In turning to the Board’s specific analysis of the proposed grounds of unpatentability, a few interesting points are revealed.  At threshold, Patent Owner chided the petition for failing to present prior art that teaches all of the claim elements, including a multi-die IC and, therefore, that the “proposed obviousness rejection” is incomplete.  The Board rejected this argument, finding that IPR proceedings are different than reexamination or continued prosecution in that no “proposed obviousness rejection” is to be made by the Board.  Regardless of how the counter-argument was phrased (it may have been better for Patent Owner to frame its argument that a prima facie case of obviousness had not been advanced), it is eye-opening that the Board accepted a 103 argument where each of the limitations were not found in the proposed combination of prior art.

To come to that obviousness conclusion, the Board remarked that Xilinx did not take into account the level of ordinary skill in the art.  The Board went on to articulate the appropriate level of ordinary skill in the art for this matter, and then went on to find that developing a multi-die IC would have been a matter of routine implementation given that level of ordinary skill.  As such, even though Patent Challenger advanced art that lacked this key limitation of the claims, citing the KSR decision, the Board found that “it would have been within the knowledge and skill set of a person of ordinary skill in the art” to arrange the dies on the same IC, creating a multi-die IC.  Order at 11.

It is also worth noting that the Board rejected, in its discussion relating to Ground 4 (Order at 14-15), the argument by Patent Owner that the Petition was defective for not providing a statement of the precise relief requested.  In a manner that rings of a motion for more definite statement before a district court, Patent Owner had argued that Ground 4 did not specifically articulate the relief requested.  The Board did not accept this argument, finding that Patent Challenger “has substantively provided an underlying explanation of how [the prior art] applied to claims 12-14.”  While the titles used by Patent Challenger may not have been representative of the precise nature it sought, the Board found that to deny Ground 4 based on the titles used would exalt form over substance.  In short, this portion of the decision is interesting because, for one of the very few times, the Board seems to giving some leeway as compared to a strict reading of the Trial Practice Rules.

In the end, the Board instituted the IPR based upon Grounds 1, 2, 4, and 9.  The Board denied Grounds 3 and 5-8, finding that they were cumulative in view of the other grounds that were granted.

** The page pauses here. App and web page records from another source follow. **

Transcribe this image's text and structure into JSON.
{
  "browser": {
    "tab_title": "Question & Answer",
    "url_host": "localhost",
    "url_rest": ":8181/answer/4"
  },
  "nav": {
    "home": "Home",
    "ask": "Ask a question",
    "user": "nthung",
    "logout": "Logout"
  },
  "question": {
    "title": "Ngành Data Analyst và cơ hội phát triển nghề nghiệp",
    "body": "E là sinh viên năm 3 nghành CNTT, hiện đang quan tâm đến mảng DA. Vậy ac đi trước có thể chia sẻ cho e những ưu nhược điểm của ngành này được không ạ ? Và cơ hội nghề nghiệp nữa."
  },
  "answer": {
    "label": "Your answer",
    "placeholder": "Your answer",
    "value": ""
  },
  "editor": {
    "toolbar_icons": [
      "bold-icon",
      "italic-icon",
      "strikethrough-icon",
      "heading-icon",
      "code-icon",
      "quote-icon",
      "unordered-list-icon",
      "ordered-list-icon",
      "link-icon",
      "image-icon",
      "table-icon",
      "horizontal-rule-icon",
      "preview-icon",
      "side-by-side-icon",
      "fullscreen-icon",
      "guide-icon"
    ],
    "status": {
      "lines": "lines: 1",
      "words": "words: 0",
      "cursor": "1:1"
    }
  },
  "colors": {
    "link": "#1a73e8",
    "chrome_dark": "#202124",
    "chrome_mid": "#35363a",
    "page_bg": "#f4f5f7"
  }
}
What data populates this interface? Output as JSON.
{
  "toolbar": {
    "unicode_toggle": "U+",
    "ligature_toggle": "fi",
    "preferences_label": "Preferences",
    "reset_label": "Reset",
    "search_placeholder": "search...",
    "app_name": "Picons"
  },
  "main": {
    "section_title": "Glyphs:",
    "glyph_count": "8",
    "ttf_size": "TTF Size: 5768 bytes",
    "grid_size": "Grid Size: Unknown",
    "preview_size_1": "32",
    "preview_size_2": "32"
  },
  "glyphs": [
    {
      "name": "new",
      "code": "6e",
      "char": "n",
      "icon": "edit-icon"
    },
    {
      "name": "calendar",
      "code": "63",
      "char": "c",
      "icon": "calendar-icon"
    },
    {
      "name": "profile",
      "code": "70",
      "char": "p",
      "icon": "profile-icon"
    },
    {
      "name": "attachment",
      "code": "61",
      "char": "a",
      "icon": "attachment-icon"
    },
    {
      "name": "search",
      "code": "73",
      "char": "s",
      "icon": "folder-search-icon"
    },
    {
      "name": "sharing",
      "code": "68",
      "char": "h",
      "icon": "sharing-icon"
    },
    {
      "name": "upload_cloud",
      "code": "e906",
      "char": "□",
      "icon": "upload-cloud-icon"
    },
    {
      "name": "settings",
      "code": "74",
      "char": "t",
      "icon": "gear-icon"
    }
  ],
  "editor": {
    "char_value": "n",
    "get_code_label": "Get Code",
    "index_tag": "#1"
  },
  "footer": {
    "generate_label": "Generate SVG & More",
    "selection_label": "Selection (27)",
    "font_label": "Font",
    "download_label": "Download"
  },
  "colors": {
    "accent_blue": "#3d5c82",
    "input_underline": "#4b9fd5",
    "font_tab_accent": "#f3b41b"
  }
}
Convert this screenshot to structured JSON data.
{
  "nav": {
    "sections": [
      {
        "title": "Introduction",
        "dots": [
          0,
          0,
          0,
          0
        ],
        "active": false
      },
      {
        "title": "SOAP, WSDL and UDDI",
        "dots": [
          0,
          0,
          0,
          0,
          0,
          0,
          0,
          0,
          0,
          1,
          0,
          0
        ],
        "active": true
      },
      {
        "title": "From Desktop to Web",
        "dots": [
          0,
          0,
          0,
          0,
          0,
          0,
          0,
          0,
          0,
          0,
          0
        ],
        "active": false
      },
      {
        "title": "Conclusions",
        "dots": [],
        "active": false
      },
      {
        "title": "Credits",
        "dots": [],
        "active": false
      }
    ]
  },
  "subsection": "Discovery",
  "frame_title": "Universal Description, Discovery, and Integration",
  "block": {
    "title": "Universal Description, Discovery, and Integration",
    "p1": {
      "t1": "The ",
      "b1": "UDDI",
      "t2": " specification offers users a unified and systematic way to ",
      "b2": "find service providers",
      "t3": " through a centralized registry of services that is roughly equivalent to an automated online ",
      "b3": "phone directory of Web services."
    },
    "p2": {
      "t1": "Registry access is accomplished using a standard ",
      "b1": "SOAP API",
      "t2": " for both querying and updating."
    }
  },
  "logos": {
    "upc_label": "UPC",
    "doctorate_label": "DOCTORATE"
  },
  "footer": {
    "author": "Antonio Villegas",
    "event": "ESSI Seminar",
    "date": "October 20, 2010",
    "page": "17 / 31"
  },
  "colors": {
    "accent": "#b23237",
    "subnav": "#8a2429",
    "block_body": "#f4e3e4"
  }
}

At the risk of becoming repetitive, it is worth noting again that the Board did not rely upon the mere recital of “broadest reasonable interpretation,” but rather articulated a specific claim construction for the disputed terms.  Consciously or not, the Board is moving the battlefield for many inter partes reviews to claim construction.  While parties to IPR proceedings must take note of this strong trend, there are certainly risks (especially to patent owners) to articulating claim construction positions in these proceedings and this should be carefully considered when making claim construction arguments.